boy playing baseballIt’s after April 15, the taxes are in the mail, and now it’s time to tackle the real challenge of spring — little league. Well, not exactly, but all over the country, kids of all ages are gearing up for the new season of sports from little tikes, to varsity players. Parents are approaching this rite of childhood with a combination of excitement and dread as they ponder the impending vicissitudes: the thrill of success, and the agony of defeat—not the euphemism, the real deal— registering in every fiber of their child’s being and right there for everyone to see.
Kids may start out with the best intentions and grip on their emotions picture— the Norman Rockwell crack of the bat, roar of the crowds— but with the first error (or perceived error) things degenerate quickly and it’s Jackson Pollock on a bad day. There’s the pre-game freak out, the post-game melt down, the throwing down of the glove, bat, or whatever the case may be, followed by the “I hate everything, everything stinks, I quit” self-recrimination rant that occurs once the doors auto-shut on the mini-van. 
Why is it that some kids can’t lose? Is it the parents, über focused on getting them on a Division One team in college, whose pressure makes it impossible for kids to accept anything else but beyond the best? While there is no doubt that those success-crazed parents gone wild don’t help and need to be benched themselves, usually they only broadcast in stereo the message going through a child’s own mind: winning is everything; losing is the end of the world as we know it.
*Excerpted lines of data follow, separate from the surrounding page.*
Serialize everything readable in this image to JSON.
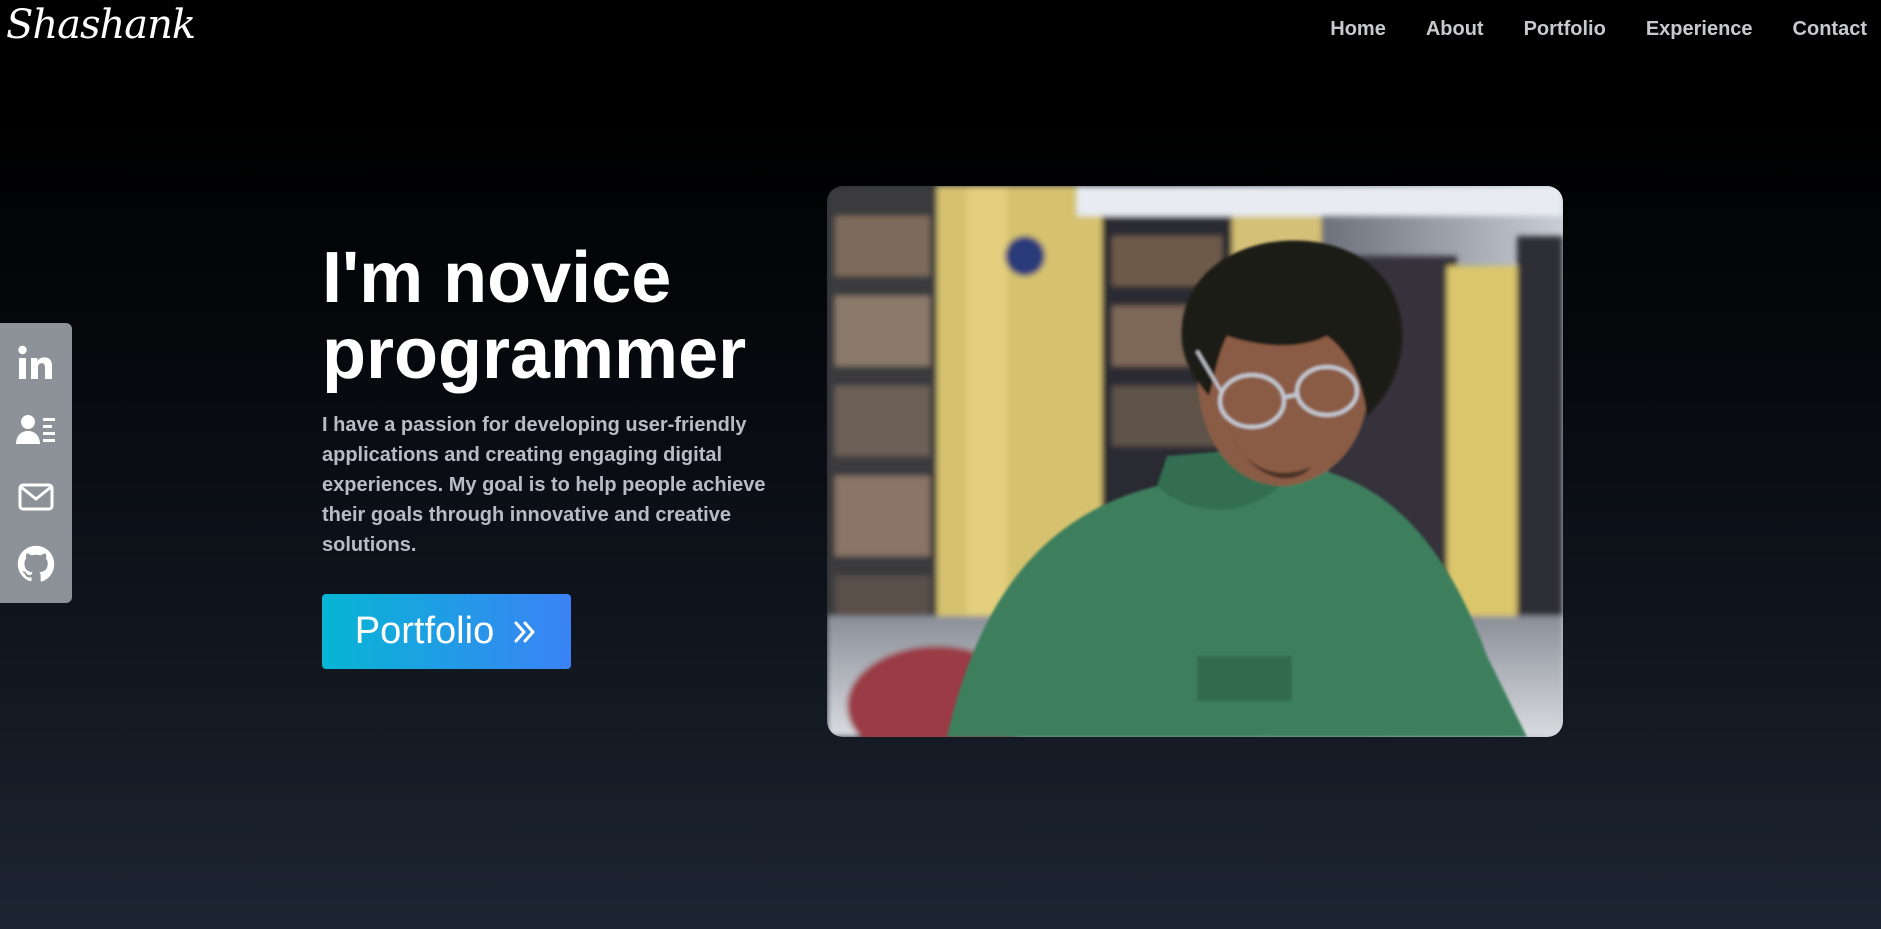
{
  "brand": {
    "logo_text": "Shashank"
  },
  "nav": {
    "items": [
      {
        "label": "Home"
      },
      {
        "label": "About"
      },
      {
        "label": "Portfolio"
      },
      {
        "label": "Experience"
      },
      {
        "label": "Contact"
      }
    ]
  },
  "social": {
    "items": [
      {
        "icon": "linkedin-icon"
      },
      {
        "icon": "resume-icon"
      },
      {
        "icon": "mail-icon"
      },
      {
        "icon": "github-icon"
      }
    ],
    "bg_color": "#8d9198"
  },
  "hero": {
    "title_line1": "I'm novice",
    "title_line2": "programmer",
    "description": "I have a passion for developing user-friendly applications and creating engaging digital experiences. My goal is to help people achieve their goals through innovative and creative solutions.",
    "cta_label": "Portfolio",
    "cta_gradient": [
      "#06b6d4",
      "#3b82f6"
    ]
  },
  "photo": {
    "subject": "young man with glasses in green t-shirt reading in a library"
  }
}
It’s also clear that our culture is out of whack, witness the 5:00 am sports practices, travel tournaments for 2nd graders, and cut-throat competition for all. While rectifying these variables will certainly improve the outcome, it will not eliminate the problem of kids who fall apart in the face of defeat. Especially since many of these kids fall apart even with just the anticipation of defeat. So losing isn’t the real disaster for these kids, their relationship to losing, is the disaster.READ More on Kids and Sports: Eight Strategies to Teach Kids How to Handle Disappointment and Lose like a Winner